Right, you are going to put it in the small circle in the middle. Please do not fill anything else out on the model until we have some input. We are going to read a book about habitats called I See A Kookaburra! and an e-book (alternatively you could watch this video about habitats.) I would like you to listen and see if you can find a definition for the word "habitat", think about what it would look like, think of examples and non-examples. When we are done with the book, you will work with your partner to fill the Frayer model sheet out.
However, we are going to make some changes to the way we did it for biodiversity. Instead of drawing pictures of examples and non-examples, we are going to be just writing words instead.
It was too difficult when completing the Frayer model for the word biodiversity to write examples. With the word habitat, it should be easier, so I made this change, which is the way most models show.
I want to give the children experience with using the Frayer model and also familiarity with the term habitat.
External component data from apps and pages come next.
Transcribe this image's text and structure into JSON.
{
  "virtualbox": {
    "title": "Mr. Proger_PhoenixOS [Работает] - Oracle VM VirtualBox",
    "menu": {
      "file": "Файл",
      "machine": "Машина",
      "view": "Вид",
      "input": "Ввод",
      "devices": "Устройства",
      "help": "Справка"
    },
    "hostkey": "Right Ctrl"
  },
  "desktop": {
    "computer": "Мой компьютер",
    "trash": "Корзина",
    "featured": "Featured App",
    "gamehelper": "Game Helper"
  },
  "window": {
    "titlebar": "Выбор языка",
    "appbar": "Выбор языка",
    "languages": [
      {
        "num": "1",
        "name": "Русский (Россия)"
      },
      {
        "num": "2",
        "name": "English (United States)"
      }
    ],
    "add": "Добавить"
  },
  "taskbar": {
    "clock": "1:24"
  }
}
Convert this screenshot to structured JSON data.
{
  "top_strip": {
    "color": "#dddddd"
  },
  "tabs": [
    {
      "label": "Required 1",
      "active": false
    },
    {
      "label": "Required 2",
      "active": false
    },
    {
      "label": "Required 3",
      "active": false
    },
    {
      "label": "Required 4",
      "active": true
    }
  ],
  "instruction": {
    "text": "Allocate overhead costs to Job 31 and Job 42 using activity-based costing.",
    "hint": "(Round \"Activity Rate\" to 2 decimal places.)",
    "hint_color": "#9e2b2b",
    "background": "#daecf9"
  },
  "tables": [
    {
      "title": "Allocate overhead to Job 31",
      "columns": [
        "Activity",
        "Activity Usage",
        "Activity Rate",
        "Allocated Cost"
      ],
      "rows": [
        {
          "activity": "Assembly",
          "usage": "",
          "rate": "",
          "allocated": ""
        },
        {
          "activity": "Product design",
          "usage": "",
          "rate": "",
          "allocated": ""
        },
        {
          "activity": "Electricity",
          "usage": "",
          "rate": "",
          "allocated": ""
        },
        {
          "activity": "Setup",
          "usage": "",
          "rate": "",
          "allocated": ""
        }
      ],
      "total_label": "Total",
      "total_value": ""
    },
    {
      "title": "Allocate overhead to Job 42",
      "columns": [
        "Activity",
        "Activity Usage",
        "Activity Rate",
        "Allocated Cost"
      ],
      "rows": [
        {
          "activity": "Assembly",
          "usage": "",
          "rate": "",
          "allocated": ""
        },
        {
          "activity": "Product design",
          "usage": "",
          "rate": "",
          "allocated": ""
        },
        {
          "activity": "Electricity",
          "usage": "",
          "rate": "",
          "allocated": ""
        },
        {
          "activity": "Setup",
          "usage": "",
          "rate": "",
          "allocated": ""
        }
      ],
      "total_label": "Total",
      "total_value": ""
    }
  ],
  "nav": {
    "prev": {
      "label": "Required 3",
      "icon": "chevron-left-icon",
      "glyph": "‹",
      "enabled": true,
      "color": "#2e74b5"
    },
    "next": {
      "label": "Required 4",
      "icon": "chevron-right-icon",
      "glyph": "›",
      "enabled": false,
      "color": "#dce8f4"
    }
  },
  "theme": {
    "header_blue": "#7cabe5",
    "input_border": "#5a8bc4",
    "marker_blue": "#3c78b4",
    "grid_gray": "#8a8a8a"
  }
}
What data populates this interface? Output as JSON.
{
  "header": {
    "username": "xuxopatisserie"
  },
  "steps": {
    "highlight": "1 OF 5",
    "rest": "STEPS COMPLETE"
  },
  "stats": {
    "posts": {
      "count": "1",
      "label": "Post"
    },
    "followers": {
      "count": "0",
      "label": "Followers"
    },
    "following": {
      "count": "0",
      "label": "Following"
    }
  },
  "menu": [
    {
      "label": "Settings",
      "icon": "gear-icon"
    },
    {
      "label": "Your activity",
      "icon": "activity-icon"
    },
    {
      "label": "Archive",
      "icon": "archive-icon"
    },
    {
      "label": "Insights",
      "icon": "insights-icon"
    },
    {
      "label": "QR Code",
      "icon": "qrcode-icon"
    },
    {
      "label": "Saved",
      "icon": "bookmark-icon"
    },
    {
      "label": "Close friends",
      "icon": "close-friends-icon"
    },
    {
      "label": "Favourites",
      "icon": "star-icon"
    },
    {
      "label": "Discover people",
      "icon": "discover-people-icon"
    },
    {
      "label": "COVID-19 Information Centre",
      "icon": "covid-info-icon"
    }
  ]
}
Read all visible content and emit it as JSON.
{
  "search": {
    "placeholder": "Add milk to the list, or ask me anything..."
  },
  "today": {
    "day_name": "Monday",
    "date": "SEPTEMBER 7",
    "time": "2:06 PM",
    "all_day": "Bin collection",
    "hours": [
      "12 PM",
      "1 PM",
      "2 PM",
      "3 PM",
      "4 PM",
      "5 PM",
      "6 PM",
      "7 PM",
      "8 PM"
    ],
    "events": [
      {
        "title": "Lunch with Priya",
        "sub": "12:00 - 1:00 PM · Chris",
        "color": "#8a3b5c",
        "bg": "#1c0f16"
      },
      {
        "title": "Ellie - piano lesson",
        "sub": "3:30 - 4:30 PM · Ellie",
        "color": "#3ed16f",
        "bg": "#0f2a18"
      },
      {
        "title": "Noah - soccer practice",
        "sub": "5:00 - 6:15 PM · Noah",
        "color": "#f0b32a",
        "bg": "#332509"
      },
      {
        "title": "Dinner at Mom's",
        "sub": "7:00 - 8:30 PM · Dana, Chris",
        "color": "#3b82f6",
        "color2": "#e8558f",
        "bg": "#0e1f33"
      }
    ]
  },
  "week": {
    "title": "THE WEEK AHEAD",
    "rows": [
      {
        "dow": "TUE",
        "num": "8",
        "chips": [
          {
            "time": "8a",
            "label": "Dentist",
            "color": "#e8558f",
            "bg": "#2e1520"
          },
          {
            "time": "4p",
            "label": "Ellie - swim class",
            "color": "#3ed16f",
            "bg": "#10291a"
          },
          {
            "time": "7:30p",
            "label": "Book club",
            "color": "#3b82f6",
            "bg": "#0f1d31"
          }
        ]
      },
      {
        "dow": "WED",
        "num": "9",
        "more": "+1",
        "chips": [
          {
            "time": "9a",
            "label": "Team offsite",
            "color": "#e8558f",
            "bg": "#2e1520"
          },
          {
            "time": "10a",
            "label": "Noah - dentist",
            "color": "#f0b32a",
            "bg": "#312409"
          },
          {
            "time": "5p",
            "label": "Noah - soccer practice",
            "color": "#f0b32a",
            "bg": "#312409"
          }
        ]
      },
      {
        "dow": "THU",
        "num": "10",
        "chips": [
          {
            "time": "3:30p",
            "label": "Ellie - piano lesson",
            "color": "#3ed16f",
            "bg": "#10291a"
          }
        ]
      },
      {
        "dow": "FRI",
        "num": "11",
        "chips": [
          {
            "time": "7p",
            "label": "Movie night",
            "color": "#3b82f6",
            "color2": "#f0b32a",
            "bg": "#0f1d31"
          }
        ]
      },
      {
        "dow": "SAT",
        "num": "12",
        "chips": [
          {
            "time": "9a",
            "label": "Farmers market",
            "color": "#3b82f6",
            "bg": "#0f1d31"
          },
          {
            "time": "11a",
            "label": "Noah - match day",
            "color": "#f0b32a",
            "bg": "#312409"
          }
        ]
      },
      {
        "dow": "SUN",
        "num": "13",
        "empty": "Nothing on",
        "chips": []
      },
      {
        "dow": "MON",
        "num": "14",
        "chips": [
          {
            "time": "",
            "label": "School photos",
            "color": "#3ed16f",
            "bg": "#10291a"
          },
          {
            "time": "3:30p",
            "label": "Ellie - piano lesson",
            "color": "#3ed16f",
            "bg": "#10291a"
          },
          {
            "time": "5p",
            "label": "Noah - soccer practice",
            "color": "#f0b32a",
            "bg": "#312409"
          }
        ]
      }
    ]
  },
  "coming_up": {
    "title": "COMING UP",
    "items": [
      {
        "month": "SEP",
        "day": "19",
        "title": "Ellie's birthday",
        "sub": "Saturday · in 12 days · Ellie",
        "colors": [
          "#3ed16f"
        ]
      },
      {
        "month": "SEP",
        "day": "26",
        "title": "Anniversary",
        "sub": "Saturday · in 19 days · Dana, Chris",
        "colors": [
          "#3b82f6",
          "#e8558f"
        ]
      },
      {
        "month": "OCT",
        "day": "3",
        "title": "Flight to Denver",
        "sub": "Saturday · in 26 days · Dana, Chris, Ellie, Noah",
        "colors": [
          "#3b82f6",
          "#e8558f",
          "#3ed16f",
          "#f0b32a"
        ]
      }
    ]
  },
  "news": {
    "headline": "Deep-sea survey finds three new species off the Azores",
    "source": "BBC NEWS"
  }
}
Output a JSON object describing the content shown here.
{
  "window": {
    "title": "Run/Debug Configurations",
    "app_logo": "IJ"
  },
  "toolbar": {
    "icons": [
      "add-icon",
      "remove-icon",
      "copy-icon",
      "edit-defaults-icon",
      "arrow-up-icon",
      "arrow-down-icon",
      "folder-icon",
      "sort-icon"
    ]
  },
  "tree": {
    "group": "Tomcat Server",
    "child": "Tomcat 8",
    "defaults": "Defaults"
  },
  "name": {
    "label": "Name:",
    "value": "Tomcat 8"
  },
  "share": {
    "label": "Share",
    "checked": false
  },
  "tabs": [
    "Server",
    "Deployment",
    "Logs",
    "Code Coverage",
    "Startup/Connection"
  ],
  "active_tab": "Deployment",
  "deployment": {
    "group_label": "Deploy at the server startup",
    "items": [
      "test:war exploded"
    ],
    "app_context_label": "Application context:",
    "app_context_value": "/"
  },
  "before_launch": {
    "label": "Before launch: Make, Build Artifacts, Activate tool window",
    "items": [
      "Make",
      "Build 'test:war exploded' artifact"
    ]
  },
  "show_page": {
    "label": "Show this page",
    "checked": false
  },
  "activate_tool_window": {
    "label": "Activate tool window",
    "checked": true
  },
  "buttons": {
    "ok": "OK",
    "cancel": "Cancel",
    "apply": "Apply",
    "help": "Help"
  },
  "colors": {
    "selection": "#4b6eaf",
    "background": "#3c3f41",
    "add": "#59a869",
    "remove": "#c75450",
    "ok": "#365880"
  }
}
This activity gets at the heart of both. Using a picture book and e-book always a great way to sustain the children's attention and hook them into learning without them even knowing it.
In the children's science journals, I have them reflect on today's lesson. I write the sentence frame "Today I learned......" on the board for them to copy and finish with their own thoughts and ideas.
I want you to reflect on our learning today. We have used a Frayer Model to learn about the words biodiversity and the word habitat. We listened to a book about all different kinds of animals that live in different habitats. I would like you to think deeply. To think deeply means to make connections between the big concepts that we learned about today. If I said I learned that an iguana is green or that a macaw lives in the rain forest, those ideas would just be simple facts, not deep learning. Think deeply...what is the most important thing that you learned? I would like you to copy the beginning of this sentence and then continue with your own thoughts. Think like a scientist and bridge the big ideas together!
I give them ample time to complete the prompt. I am looking for them to possibly use the words biodiversity or habitat in their writing, or tie-in some of the examples we used in class (see Frayer Model student notebook sample--both sides). Here is a sample of where the student complete the form correctly and wrote a big idea. In the second sample the student did not get the correct idea of the prompt, although she filled out the Frayer model correctly. The child in this Frayer sample 4 has the main idea also, but needs to write on the lines.
I end this lesson with introducing the Essential Questions for the habitat unit. I pull the colored copies up on the Smartboard. I tell the students that we will be working on trying to answer the questions with each lesson that is learned.